Two Films by Arthur J. Bressan, Jr.
No other filmmaker better embodied the spirit of the gay liberation movement than Arthur J. Bressan, Jr. (Buddies, Gay USA). A true pioneer of queer cinema, his films fearlessly blurred the boundaries between the artistic, the erotic and the cinematic - and never so clearly as with his first two narrative films, the critically-acclaimed Passing Strangers and Forbidden Letters. Altered Innocence and the Bressan Project are proud to present these two landmarks of early queer cinema, newly restored in 2K from their original film elements with a host of new bonus features.
In Passing Strangers, a closeted gay teenager (Robert Adams) finds love, community and a political awakening when he decides to answer a personal ad from an older, jaded man (Robert Carnagey). One of cinema's first coming out stories, Passing Strangers is a romantic portrait of gay liberation-era San Francisco that still resonates today.
Robert Adams returns in Forbidden Letters as Larry, a man trying to pass time on the day his older lover Richard (Richard Locke) is set to be released from prison. Unable to clear his head through casual sex, he reads through his letters to Richard - letters he could never send out of fear that his outing would lead to a harsher sentence. As Richard's release draws nearer, the question remains: will the spark still be there when he gets out?

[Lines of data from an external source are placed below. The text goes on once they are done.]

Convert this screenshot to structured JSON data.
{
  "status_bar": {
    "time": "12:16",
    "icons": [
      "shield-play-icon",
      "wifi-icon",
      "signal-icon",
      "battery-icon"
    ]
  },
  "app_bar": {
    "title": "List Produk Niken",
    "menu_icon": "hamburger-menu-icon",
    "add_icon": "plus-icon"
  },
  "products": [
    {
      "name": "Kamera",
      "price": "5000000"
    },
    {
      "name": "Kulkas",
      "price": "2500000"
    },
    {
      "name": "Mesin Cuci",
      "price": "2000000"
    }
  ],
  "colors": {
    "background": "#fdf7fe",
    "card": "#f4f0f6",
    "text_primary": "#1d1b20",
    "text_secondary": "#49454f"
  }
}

Special features include audio commentaries, interviews with Robert Adams and various queer film historians, five early short films by Bressan (on the Blu-ray only), print materials, photo galleries, theatrical trailers, a twenty-page booklet featuring writing by Bressan and an essay by queer trans film critic Caden Mark Gardner (Blu-ray only) and much, much more.